Hurricane Maria’s devastating impacts in the Caribbean are estimated to have cost the insurance and reinsurance industry between $40 billion and $85 billion, according to AIR Worldwide.
Risk modelling firm AIR Worldwide said that it estimates that the island of Puerto Rico will account for as much as 85% of the total losses, reflecting the extreme levels of damage reported there.
Hurricane Maria, as the second major hurricane to sweep through the Caribbean in as many weeks, has compounded the damage done by Hurricane Irma, wreaking additional destruction on some islands hit by Irma, and devastating a few locations that had escaped the worst of the previous hurricane.
Dominica was first to be hit on Tuesday, September 19th with hurricane Maria a deadly Category 5 storm. The island was devastated, with widespread flooding also experienced in adjacent Guadeloupe. Maria then weakened briefly to a Category 4 hurricane, but intensified to Category 5 as it crossed the warm waters of the northeastern Caribbean Sea. Hurricane Maria’s eyewall then came close to the western edge of St. Croix in the Virgin Islands on Tuesday night, resulting in storm surge and large wave impacts along the southern shores.
Hurricane Maria was then downgraded slightly to Category 4 before making landfall on Puerto Rico near the town of Yabucoa on Wednesday, September 20th with maximum sustained winds of 155 mph.
AIR said that hurricane Maria resulted in a storm surge of 6 to 9 feet in some areas and inundated the country with 12 to 18 inches of rain, with higher amounts in some locations. Marian then passed close offshore of the northeast coast of Hispaniola delivering heavy rain, Category 3 winds, and storm surge to the northern Dominican Republic.
AIR Worldwide explains some of the impacts to the Caribbean islands hit by hurricane Maria:
Islands in the Caribbean devastated by the storm, and by Hurricane Irma two weeks earlier are in the early stages of what will inevitably be a very lengthy recovery period. It is abundantly clear that this has been a major catastrophe for the region.
More than 3 million people in Puerto Rico, for example, remain without electricity, drinking water, and gas; other essentials are in short supply. Communications are challenging, with 95% of cell phone towers reportedly toppled. Many towns have been cut off by landslides, floods, or torrents of muddy water; widespread damage is reported.
As heavy precipitation continued, the dam on the Guajataca River was significantly compromised and was deemed in danger of an imminent break Friday afternoon. Some 70,000 people downstream were advised to evacuate immediately. The dam is an earthen structure built in 1929 to provide drinking water, irrigation, and power generation. It has not failed, but remains in danger of doing so.
AIR’s estimate is considerably higher than the insurance and reinsurance industry had expected for a Caribbean hurricane. At the lower-end of the estimate Maria’s industry loss looks set to come in at where the upper bounds of modelled impacts for Caribbean hurricanes were. At the upper-end, Maria would be right up with the worst case scenarios in the catastrophe models for Caribbean hurricane impacts to insurance and reinsurance interests.

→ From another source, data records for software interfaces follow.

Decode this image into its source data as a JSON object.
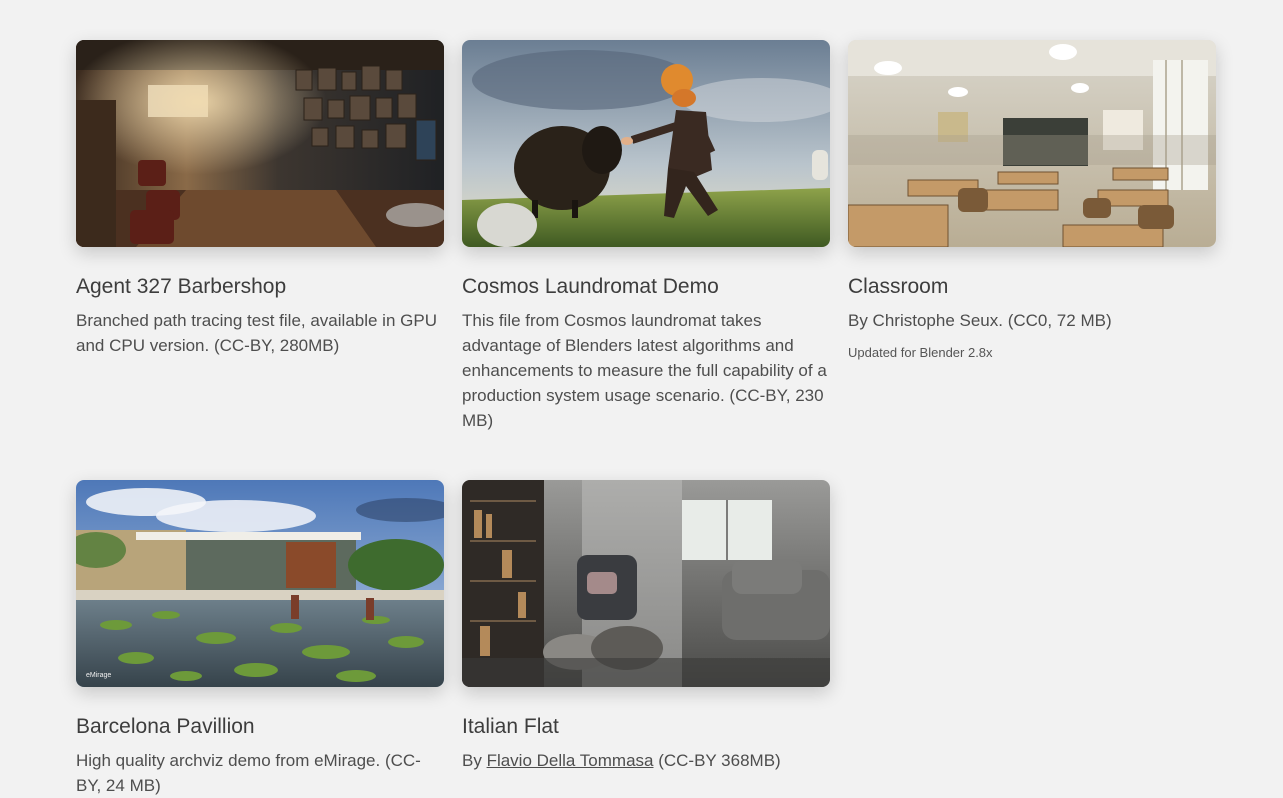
{
  "cards": [
    {
      "title": "Agent 327 Barbershop",
      "description": "Branched path tracing test file, available in GPU and CPU version. (CC-BY, 280MB)"
    },
    {
      "title": "Cosmos Laundromat Demo",
      "description": "This file from Cosmos laundromat takes advantage of Blenders latest algorithms and enhancements to measure the full capability of a production system usage scenario. (CC-BY, 230 MB)"
    },
    {
      "title": "Classroom",
      "description": "By Christophe Seux. (CC0, 72 MB)",
      "note": "Updated for Blender 2.8x"
    },
    {
      "title": "Barcelona Pavillion",
      "description": "High quality archviz demo from eMirage. (CC-BY, 24 MB)",
      "image_caption": "eMirage"
    },
    {
      "title": "Italian Flat",
      "description_prefix": "By ",
      "author_link": "Flavio Della Tommasa",
      "description_suffix": " (CC-BY 368MB)"
    }
  ],
  "colors": {
    "background": "#f2f2f2",
    "text": "#4a4a4a"
  }
}
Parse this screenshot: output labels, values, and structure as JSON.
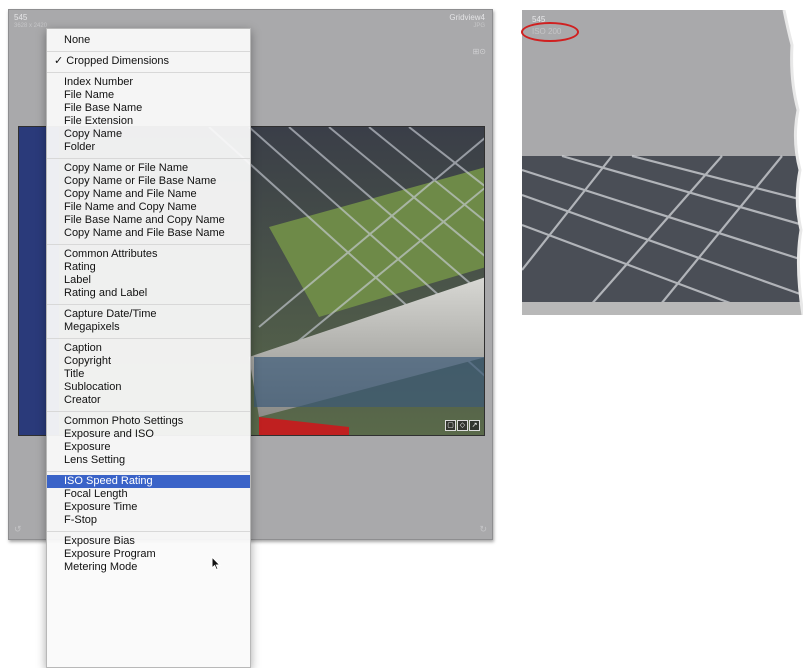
{
  "grid_cell": {
    "index": "545",
    "dimensions": "3628 x 2420",
    "filename": "Gridview4",
    "extension": "JPG",
    "badges": [
      "▢",
      "◇",
      "↗"
    ]
  },
  "zoom": {
    "index": "545",
    "iso": "ISO 200"
  },
  "menu": {
    "groups": [
      [
        {
          "label": "None"
        }
      ],
      [
        {
          "label": "Cropped Dimensions",
          "checked": true,
          "check": "✓"
        }
      ],
      [
        {
          "label": "Index Number"
        },
        {
          "label": "File Name"
        },
        {
          "label": "File Base Name"
        },
        {
          "label": "File Extension"
        },
        {
          "label": "Copy Name"
        },
        {
          "label": "Folder"
        }
      ],
      [
        {
          "label": "Copy Name or File Name"
        },
        {
          "label": "Copy Name or File Base Name"
        },
        {
          "label": "Copy Name and File Name"
        },
        {
          "label": "File Name and Copy Name"
        },
        {
          "label": "File Base Name and Copy Name"
        },
        {
          "label": "Copy Name and File Base Name"
        }
      ],
      [
        {
          "label": "Common Attributes"
        },
        {
          "label": "Rating"
        },
        {
          "label": "Label"
        },
        {
          "label": "Rating and Label"
        }
      ],
      [
        {
          "label": "Capture Date/Time"
        },
        {
          "label": "Megapixels"
        }
      ],
      [
        {
          "label": "Caption"
        },
        {
          "label": "Copyright"
        },
        {
          "label": "Title"
        },
        {
          "label": "Sublocation"
        },
        {
          "label": "Creator"
        }
      ],
      [
        {
          "label": "Common Photo Settings"
        },
        {
          "label": "Exposure and ISO"
        },
        {
          "label": "Exposure"
        },
        {
          "label": "Lens Setting"
        }
      ],
      [
        {
          "label": "ISO Speed Rating",
          "highlighted": true
        },
        {
          "label": "Focal Length"
        },
        {
          "label": "Exposure Time"
        },
        {
          "label": "F-Stop"
        }
      ],
      [
        {
          "label": "Exposure Bias"
        },
        {
          "label": "Exposure Program"
        },
        {
          "label": "Metering Mode"
        }
      ]
    ]
  },
  "colors": {
    "cell_bg": "#a9a9ab",
    "highlight": "#3a63c8",
    "annotation_circle": "#d02020"
  }
}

Economic loss estimates had suggested Maria may cause somewhere up to $50 billion of damages, but this insured loss estimate would suggest that the economic cost could perhaps be as much as double that amount, or greater.
Coming so soon after hurricanes Harvey and Irma, Maria’s loss could take the industry toll from these three storms well over $100 billion, which should be enough to put a stop to softening in some regions, although it is unlikely to be enough to cause a market-wide turn in reinsurance pricing.
AIR said that its estimates of insurance and reinsurance industry losses include estimates include insured physical property damage suffered onshore (residential, commercial, and industrial) as well as auto damage due to wind and precipitation-induced flooding; contents losses; business interruption costs; impacts to industrial facilities; and additional living expenses (ALE) for residential property claims.
The estimates also include “demand surge,” the increase in the cost of labor and materials that is often observed in the aftermath of major catastrophes, which it says could be exacerbated due to the close proximity in time of the impacts of hurricanes Harvey, Irma, and Maria. Demand surge can amplify insured losses considerably and could be a significant factor here.
AIR also noted that the estimate of insurance industry losses does not include losses to infrastructure; losses from hazardous waste cleanup, vandalism, or civil commotion whether directly or indirectly caused by the event; losses to offshore properties, pleasure boats, and marine craft; losses resulting from the compromise of existing defenses (e.g., levees); and uninsured property losses.